system, I feel, will prevail and justice will be done.”
(Doc. 113, ¶ 84; Doc. 121, ¶ 84.) In accordance
with the County Attorney's explanation of why he
dismissed the charges, no further charges have been brought
against the Flakes. Trombi has since stated in deposition
testimony that she believes Austin and Logan did not
purposely or intentionally harm any of the dogs and that they
were not responsible for the kennel's poor ventilation.
(Doc. 113, ¶¶ 85, 87; Doc. 121, ¶¶ 85,
Flakes filed this action on June 19, 2015, naming Arpaio,
Trombi, and Maricopa County as defendants. (Doc. 1.) The
third amended complaint raises claims of malicious
prosecution, defamation, false light invasion of privacy, and
First Amendment retaliation. (Doc. 101.) Defendants move for
summary judgment on all counts. The Flakes themselves seek
summary judgment against the defense of qualified immunity
and on lack of probable cause.
motion for summary judgment tests whether the opposing party
has sufficient evidence to merit a trial. Summary judgment
should be granted if the evidence reveals no genuine dispute
about any material fact and the moving party is entitled to
judgment as a matter of law. Fed.R.Civ.P. 56(a). A material
fact is one that might affect the outcome of the action under
the governing law, and a factual dispute is genuine “if
the evidence is such that a reasonable jury could return a
verdict for the nonmoving party.” Anderson v.
Liberty Lobby, Inc., 477 U.S. 242, 248 (1986).
movant has the burden of showing the absence of genuine
disputes of material fact.
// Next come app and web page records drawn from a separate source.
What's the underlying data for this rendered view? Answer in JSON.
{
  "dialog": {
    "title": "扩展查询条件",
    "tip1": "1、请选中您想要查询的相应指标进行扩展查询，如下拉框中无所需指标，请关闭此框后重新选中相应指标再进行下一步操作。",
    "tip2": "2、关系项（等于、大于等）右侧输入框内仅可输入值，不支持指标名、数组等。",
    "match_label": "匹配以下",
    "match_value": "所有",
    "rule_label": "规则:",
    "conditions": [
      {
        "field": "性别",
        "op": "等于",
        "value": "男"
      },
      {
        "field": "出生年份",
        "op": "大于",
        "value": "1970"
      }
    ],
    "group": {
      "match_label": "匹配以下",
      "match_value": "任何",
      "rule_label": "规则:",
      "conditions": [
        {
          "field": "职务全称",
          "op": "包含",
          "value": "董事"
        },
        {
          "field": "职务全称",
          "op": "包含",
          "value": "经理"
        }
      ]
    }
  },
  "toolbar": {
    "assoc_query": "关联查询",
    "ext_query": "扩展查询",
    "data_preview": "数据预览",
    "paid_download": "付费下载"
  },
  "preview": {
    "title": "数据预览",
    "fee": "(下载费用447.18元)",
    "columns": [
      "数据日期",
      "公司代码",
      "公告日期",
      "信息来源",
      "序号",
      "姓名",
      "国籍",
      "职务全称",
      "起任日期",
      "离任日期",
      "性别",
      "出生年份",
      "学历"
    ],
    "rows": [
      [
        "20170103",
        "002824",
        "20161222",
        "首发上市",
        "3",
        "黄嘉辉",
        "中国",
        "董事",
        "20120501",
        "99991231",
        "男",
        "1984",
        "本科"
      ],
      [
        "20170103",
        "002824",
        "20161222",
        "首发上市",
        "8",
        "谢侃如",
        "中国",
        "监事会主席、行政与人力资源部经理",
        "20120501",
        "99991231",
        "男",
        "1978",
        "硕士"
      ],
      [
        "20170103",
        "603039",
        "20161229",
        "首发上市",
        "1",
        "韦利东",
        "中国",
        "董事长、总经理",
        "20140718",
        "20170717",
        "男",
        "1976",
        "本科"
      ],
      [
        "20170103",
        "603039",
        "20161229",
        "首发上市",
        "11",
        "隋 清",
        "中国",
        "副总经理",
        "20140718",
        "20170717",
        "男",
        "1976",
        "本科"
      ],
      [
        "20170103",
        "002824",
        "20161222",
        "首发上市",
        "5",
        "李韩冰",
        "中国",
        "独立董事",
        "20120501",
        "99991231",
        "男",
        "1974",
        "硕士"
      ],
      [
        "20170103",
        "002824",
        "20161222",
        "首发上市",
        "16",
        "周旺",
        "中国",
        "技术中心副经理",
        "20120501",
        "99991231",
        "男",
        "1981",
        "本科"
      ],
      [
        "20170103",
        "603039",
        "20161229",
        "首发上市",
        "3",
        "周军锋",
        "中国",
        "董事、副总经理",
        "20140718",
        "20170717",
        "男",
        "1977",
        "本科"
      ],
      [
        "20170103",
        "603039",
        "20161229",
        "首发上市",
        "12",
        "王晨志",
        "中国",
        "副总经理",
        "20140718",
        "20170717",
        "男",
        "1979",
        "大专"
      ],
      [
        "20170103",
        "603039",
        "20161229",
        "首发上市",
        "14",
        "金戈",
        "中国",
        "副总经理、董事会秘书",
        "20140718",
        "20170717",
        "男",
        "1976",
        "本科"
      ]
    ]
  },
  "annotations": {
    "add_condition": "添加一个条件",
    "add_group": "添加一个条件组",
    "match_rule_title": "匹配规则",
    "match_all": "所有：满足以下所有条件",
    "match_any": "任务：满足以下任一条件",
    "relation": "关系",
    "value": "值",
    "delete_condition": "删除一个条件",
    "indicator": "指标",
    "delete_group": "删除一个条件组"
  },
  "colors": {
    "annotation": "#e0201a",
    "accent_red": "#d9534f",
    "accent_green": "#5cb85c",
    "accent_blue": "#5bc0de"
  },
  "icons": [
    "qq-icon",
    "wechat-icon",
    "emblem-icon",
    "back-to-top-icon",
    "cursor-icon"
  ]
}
Celotex Corp. v. Catrett,
477 U.S. 317, 323 (1986). However, once the movant shows an
absence of evidence to support the nonmoving party's
case, the burden shifts to the party resisting the motion.
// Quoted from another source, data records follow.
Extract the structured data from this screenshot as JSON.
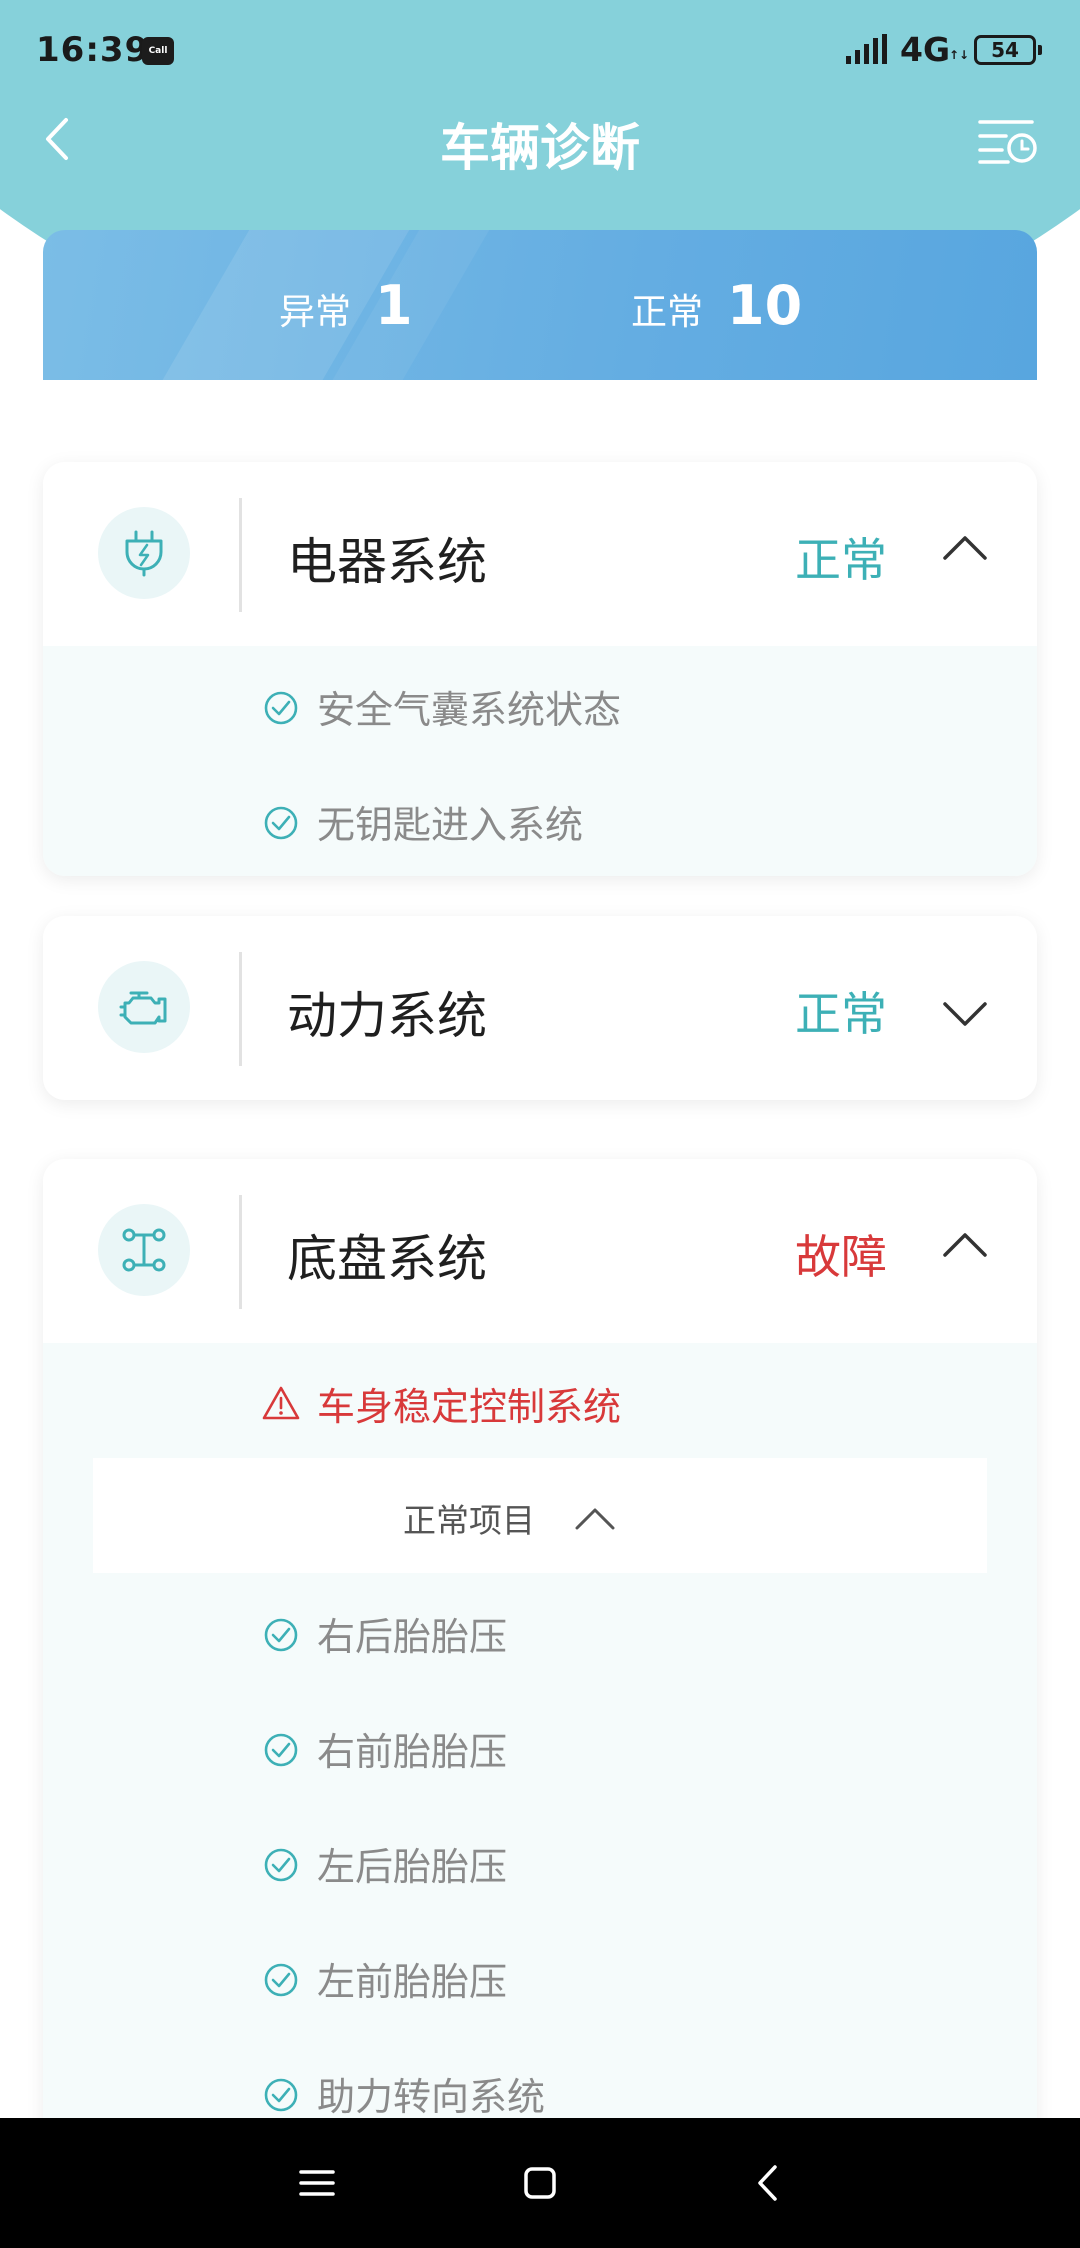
{
  "status_bar": {
    "time": "16:39",
    "app_badge": "Call",
    "network": "4G",
    "network_arrows": "↑↓",
    "battery": "54"
  },
  "header": {
    "title": "车辆诊断"
  },
  "summary": {
    "abnormal_label": "异常",
    "abnormal_count": "1",
    "normal_label": "正常",
    "normal_count": "10"
  },
  "systems": [
    {
      "name": "电器系统",
      "status": "正常",
      "expanded": true,
      "icon": "plug-bolt-icon",
      "items": [
        "安全气囊系统状态",
        "无钥匙进入系统"
      ]
    },
    {
      "name": "动力系统",
      "status": "正常",
      "expanded": false,
      "icon": "engine-icon",
      "items": []
    },
    {
      "name": "底盘系统",
      "status": "故障",
      "expanded": true,
      "icon": "chassis-icon",
      "fault_items": [
        "车身稳定控制系统"
      ],
      "normal_toggle_label": "正常项目",
      "items": [
        "右后胎胎压",
        "右前胎胎压",
        "左后胎胎压",
        "左前胎胎压",
        "助力转向系统"
      ]
    }
  ],
  "colors": {
    "header_bg": "#86d1da",
    "summary_card": "#64ade2",
    "status_ok": "#3db0b6",
    "status_fault": "#d8393a"
  }
}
The party opposing summary judgment must then “set
forth specific facts showing that there is a genuine issue
for trial” and may not rest upon the pleadings.
Anderson, 477 U.S. at 256. If a party fails to
properly support an assertion of fact or fails to properly
address another party's assertion of fact, the court may
consider the fact undisputed for purposes of the motion.
Fed.R.Civ.P. 56(e)(2). The Court must view the evidence in
the light most favorable to the nonmoving party, must not
weigh the evidence or assess its credibility, and must draw
all justifiable inferences in favor of the nonmoving party.
Reeves v. Sanderson Plumbing Prods., Inc., 530 U.S.
133, 150 (2000); Anderson, 477 U.S. at 255.
first seek summary judgment on the Flakes' claims of
malicious prosecution, which the Flakes bring against Arpaio
under both federal and state law and against Trombi under
federal law only. (Doc. 101 at 9.)
Arizona law, the tort of malicious prosecution requires proof
of “(1) a criminal prosecution, (2) that terminates in
favor of the plaintiff, (3) with the defendants as
prosecutors, (4) actuated by malice, (5) without probable
cause, and (6) causing damages.” Slade v. City of
Phoenix, 112 Ariz. 298, 300, 541 P.2d 550, 552 (1975). A
plaintiff may also bring a malicious prosecution action under
42 U.S.C. § 1983. Under that federal provision, the
plaintiff must make out all elements of the state law cause
of action and also show that the defendant pursued the
prosecution “‘for the purpose of denying [the
plaintiff] equal protection or another specific
constitutional right.'” Awabdy v. City of
Adelanto, 368 F.3d 1062, 1066 (9th Cir. 2004) (quoting
Freeman v. City of Santa Ana, 68 F.3d 1180, 1189
(9th Cir. 1995)).
Independent Judgment Presumption
first argue that summary judgment should be granted because
the Flakes have not overcome the “independent judgment
presumption.” In malicious prosecution cases, federal
law recognizes a rebuttable presumption that “the
prosecutor filing the complaint exercised independent
judgment in determining that probable cause for an
accused's arrest exists at that time, ” thereby
absolving from liability any law enforcement officers who may
have aided pre-indictment. Newman v. Cty. of Orange,
457 F.3d 991, 993 (9th Cir. 2006) (citing S ...